━━ GIVEN INFORMATION

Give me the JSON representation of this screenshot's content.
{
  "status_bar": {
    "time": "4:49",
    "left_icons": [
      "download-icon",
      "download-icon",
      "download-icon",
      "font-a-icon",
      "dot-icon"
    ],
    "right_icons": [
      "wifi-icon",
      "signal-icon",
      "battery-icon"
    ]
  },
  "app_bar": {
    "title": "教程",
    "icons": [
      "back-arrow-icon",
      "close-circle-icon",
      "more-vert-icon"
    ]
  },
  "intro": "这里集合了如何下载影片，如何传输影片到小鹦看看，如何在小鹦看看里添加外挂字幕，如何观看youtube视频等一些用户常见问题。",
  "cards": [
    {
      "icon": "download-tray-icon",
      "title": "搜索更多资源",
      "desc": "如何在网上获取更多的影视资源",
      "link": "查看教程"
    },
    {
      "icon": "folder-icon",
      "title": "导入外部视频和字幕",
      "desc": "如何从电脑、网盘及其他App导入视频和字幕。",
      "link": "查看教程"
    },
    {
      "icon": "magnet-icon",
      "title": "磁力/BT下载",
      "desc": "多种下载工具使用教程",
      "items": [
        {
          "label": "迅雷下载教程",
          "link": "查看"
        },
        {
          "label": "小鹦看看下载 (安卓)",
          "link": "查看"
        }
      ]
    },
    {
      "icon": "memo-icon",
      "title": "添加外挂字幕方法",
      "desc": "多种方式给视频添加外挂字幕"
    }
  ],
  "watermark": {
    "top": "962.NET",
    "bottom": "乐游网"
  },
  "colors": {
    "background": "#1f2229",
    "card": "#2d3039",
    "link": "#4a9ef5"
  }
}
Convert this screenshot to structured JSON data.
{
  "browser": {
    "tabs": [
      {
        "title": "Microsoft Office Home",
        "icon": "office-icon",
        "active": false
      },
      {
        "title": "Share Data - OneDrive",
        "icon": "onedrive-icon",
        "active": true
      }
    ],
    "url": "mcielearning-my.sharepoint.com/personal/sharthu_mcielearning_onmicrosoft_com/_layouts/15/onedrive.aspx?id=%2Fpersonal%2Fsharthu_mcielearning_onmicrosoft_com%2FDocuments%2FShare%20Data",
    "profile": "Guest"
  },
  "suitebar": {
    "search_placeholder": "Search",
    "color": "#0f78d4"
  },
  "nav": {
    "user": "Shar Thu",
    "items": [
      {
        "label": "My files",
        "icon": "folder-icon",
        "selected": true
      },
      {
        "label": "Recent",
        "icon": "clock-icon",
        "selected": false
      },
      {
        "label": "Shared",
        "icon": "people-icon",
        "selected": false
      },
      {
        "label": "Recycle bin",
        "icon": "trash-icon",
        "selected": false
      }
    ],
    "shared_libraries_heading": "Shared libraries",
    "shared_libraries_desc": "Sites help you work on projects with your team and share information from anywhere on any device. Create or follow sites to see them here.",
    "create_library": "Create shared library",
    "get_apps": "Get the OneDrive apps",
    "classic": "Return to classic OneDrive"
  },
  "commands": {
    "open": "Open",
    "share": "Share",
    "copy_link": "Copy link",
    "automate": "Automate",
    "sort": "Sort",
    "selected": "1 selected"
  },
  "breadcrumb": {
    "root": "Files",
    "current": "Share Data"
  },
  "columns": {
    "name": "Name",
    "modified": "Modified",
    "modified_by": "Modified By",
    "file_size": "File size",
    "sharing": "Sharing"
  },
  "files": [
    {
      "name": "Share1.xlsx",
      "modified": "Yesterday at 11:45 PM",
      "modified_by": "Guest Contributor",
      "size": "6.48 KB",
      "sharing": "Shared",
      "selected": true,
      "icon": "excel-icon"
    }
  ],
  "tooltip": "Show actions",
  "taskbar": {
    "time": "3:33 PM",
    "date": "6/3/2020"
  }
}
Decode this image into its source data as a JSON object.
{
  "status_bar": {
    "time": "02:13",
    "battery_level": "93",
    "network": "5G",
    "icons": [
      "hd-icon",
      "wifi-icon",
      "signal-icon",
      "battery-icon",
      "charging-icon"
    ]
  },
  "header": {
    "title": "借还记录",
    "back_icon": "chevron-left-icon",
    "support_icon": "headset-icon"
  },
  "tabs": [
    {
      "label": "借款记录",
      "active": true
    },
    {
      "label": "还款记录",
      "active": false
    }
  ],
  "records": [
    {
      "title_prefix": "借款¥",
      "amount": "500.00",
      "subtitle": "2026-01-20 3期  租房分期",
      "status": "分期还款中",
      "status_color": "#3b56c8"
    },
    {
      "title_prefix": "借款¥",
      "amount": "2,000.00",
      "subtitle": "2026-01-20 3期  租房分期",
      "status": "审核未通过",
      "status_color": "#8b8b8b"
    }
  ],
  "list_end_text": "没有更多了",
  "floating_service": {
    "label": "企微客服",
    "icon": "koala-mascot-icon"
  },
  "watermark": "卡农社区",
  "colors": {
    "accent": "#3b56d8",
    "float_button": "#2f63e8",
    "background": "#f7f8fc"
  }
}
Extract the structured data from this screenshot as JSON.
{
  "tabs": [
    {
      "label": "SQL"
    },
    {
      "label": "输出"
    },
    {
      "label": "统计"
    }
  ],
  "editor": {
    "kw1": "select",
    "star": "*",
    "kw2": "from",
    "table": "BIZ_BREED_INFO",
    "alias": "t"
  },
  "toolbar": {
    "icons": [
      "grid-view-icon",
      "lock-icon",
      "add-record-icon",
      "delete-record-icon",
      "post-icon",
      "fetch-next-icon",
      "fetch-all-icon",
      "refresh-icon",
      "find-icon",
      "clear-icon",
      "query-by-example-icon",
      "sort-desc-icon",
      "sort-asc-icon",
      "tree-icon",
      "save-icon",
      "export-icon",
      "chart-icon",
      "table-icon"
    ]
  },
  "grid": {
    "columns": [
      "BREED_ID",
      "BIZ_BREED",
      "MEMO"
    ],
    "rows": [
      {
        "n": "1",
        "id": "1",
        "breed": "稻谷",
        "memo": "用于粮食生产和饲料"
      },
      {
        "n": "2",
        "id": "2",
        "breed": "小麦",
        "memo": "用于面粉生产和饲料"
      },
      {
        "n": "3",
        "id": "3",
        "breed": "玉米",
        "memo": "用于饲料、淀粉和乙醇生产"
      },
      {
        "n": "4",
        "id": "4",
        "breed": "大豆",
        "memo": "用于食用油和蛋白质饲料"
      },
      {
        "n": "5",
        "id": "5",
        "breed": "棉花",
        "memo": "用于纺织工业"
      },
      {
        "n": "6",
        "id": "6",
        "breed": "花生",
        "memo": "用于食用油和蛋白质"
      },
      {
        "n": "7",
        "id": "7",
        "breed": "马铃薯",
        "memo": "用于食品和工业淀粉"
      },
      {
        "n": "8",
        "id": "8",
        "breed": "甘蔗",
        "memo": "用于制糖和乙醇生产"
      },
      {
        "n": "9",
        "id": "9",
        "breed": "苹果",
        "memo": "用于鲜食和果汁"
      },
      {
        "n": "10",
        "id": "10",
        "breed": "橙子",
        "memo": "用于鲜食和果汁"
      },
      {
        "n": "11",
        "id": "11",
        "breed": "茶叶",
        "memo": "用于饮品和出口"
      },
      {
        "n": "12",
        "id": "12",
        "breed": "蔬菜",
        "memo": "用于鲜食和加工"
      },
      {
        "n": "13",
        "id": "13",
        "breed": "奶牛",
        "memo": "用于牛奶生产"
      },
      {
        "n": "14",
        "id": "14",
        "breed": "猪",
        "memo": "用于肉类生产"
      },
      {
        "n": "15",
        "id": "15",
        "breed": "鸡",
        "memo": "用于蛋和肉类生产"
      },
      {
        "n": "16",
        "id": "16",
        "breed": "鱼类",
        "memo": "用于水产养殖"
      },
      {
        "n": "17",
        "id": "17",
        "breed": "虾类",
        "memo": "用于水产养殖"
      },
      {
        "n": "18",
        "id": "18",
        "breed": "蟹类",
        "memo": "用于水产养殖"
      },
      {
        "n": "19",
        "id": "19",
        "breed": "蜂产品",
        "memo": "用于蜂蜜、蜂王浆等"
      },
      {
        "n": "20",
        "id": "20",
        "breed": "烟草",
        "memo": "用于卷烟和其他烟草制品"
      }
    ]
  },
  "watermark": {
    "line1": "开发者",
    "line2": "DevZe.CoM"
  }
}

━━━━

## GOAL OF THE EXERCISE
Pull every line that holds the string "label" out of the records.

## PROBLEM SOLUTION
          "label": "迅雷下载教程",
          "label": "小鹦看看下载 (安卓)",
        "label": "My files",
        "label": "Recent",
        "label": "Shared",
        "label": "Recycle bin",
      "label": "借款记录",
      "label": "还款记录",
    "label": "企微客服",
      "label": "SQL"
      "label": "输出"
      "label": "统计"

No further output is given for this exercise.